A Scout is Helpful. It’s right there in the Scout Law. Number three. A Scout cares about other people. He willingly volunteers to help others without expecting a reward.
Except… when helping someone takes away an opportunity for them to help themselves.
Of course we want to help. But as we know, helping others doesn’t mean doing their work for them. You wouldn’t “help” your child by doing her homework, would you?
Much of the time, we are tempted to just jump in, grab the wheel and take care of a task ourselves if we feel it’s expedient, or we know how to do it better. Continue reading “The best way to help? Don’t.”
To err is human, said the poet Alexander Pope over three hundred years ago. Everyone makes mistakes. Scouts make mistakes. In fact, the Scouting program is built partly to allow young people to safely make mistakes and learn from them. In the words of Samuel Beckett, No matter. Try again. Fail again. Fail better.
But while making mistakes is a common and not often fatal attribute, in certain cases they can cause disruption in an organization. The fatality arises from the inability to recognize mistakes for what they are.
You’ve probably encountered someone who just can’t admit having made a mistake. Continue reading “Even leaders make mistakes”

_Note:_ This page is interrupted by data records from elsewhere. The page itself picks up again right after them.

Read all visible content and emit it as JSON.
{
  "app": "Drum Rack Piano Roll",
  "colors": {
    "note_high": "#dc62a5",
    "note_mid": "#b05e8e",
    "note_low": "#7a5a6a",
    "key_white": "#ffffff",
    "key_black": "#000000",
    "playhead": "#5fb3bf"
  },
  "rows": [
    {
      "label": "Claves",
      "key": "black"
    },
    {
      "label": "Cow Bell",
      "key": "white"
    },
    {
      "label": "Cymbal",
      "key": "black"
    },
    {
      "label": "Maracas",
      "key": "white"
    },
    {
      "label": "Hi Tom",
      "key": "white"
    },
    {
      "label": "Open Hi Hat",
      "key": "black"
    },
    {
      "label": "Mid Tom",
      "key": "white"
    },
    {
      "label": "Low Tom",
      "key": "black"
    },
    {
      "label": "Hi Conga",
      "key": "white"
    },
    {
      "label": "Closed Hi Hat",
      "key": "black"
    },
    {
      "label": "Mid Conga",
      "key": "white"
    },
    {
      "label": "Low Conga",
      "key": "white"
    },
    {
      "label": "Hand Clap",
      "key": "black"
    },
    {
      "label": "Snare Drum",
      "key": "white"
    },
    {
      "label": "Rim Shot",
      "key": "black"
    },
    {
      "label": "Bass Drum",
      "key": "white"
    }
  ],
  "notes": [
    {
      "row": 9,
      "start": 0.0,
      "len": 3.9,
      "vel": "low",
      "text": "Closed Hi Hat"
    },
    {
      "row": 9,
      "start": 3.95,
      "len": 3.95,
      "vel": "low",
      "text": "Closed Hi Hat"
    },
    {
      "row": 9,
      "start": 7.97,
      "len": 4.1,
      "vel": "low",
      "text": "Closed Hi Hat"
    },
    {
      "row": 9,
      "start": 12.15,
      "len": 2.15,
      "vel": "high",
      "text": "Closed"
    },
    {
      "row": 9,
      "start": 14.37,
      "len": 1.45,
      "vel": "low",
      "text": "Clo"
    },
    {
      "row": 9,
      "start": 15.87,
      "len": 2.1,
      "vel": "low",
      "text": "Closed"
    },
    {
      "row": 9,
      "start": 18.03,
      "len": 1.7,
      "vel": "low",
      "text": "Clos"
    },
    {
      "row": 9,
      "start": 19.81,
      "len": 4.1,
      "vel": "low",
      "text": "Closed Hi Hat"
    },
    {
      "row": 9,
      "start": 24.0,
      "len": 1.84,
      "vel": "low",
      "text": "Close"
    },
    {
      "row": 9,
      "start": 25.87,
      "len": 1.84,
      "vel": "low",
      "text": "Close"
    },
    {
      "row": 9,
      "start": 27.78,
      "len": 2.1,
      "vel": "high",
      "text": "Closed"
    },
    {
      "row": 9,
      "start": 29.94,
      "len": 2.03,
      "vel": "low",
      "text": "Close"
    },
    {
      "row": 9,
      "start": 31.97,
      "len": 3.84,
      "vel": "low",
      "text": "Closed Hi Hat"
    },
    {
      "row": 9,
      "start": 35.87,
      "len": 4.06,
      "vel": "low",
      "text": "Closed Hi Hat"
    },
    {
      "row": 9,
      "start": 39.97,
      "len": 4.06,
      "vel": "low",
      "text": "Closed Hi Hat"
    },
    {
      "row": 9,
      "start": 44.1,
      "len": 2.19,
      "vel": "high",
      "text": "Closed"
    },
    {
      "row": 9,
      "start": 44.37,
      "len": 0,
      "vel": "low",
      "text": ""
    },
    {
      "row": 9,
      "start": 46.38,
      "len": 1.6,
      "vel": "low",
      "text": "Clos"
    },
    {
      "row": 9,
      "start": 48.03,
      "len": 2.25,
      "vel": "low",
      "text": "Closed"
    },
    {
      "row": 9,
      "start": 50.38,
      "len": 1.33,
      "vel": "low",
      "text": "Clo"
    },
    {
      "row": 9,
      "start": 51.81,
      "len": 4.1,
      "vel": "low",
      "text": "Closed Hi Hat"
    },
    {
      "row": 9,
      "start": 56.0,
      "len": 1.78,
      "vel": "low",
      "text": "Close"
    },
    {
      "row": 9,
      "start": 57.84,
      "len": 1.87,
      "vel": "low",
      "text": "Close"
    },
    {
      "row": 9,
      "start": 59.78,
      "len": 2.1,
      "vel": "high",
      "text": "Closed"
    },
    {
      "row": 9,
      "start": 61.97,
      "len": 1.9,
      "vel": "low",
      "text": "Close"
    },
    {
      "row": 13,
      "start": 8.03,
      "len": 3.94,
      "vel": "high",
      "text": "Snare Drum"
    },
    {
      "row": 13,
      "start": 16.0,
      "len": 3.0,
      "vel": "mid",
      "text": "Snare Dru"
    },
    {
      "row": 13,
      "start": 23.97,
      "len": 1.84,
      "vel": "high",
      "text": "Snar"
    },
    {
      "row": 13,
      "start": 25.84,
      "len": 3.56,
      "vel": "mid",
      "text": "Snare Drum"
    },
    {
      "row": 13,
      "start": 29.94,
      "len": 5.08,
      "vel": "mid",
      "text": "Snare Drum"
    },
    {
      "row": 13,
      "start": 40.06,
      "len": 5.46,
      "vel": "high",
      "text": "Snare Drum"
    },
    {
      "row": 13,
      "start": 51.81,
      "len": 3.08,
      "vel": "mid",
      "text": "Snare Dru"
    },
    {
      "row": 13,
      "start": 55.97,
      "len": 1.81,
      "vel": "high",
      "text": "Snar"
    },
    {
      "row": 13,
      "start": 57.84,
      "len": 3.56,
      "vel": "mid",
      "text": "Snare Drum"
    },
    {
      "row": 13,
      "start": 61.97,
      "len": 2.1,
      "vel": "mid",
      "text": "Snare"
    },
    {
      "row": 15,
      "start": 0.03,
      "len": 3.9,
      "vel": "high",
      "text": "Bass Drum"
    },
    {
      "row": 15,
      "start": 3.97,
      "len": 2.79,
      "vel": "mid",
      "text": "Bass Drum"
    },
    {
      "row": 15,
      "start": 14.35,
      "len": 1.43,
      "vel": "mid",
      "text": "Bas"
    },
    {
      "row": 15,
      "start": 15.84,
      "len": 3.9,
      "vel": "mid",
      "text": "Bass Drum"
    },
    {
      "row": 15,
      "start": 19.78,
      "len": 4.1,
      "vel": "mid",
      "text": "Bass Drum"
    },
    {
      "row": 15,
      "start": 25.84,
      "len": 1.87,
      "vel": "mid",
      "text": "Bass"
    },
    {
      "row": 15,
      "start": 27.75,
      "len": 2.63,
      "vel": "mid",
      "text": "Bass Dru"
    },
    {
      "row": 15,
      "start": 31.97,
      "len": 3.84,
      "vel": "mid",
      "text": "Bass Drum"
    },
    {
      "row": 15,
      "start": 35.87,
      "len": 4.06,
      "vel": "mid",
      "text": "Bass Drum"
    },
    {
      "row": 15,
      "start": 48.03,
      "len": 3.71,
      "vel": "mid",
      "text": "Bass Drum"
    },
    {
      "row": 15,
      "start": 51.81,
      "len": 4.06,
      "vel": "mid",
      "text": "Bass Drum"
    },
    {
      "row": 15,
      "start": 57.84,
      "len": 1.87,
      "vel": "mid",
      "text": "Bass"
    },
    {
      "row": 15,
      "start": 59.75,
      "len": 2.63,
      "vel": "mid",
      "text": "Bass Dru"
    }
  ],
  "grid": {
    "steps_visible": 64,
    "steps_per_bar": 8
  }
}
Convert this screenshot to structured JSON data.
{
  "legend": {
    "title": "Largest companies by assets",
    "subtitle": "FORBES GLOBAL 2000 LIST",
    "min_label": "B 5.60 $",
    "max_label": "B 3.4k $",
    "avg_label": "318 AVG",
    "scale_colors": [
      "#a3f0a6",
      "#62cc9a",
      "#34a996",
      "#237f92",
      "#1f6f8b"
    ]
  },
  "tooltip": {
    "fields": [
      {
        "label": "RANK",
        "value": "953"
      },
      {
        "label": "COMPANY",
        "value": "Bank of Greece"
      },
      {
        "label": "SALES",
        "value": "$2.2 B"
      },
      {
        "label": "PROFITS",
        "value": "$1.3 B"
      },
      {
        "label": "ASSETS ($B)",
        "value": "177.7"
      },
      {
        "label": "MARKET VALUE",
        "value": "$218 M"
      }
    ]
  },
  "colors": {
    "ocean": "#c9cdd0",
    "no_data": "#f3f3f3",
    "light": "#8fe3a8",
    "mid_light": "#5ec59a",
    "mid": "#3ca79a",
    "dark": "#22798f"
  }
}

A couple weeks ago, I was at a quarterly Court of Honor for one of the Scouts BSA troops in the area. I had been invited to give a Friends of Scouting presentation to the troop families. As was customary with the troop, the master of ceremonies asked each patrol’s Scouts to introduce themselves by name and rank and to tell their position of responsibility.
I noted that most of the Scouts would say “I don’t have a position in the troop” before concluding their introduction by telling their favorite video game. That didn’t seem right to me – there were only four or five out of thirty or so Scouts who said they had a position. Continue reading “Lead before you’re a leader”
It’s said that there are three secrets to giving a presentation: Tell them what you’re going to tell them, tell them, and tell them what you told them.
This approach is actually quite successful. You want to hook your audience with a taste of what’s to come before delving into the details of your message. You also want to make sure they don’t forget by summarizing what you just said at the end, in case their attention wandered during your talk – the too long, didn’t read version. Continue reading “Win your audience”
I’ve had the opportunity to review several Eagle Scout leadership service projects over the years. Just as each Scout is different, so is their level of preparation for their projects. Some have mapped out their projects down to every screw and nail, while others give a more general description of what is being proposed or what was actually done.
I was confronted with the same sort of thing when we were embarking on a family vacation recently. My son likes to plan every aspect of the trip, down to what, where and when, and make all the arrangements. My wife, on the other hand, likes to be more spontaneous and not cling to a fixed plan – rather, intending to decide what to do on the spur of the moment.
There are pros and cons to each sort of approach. Continue reading “Do you plan, or “wing it”?”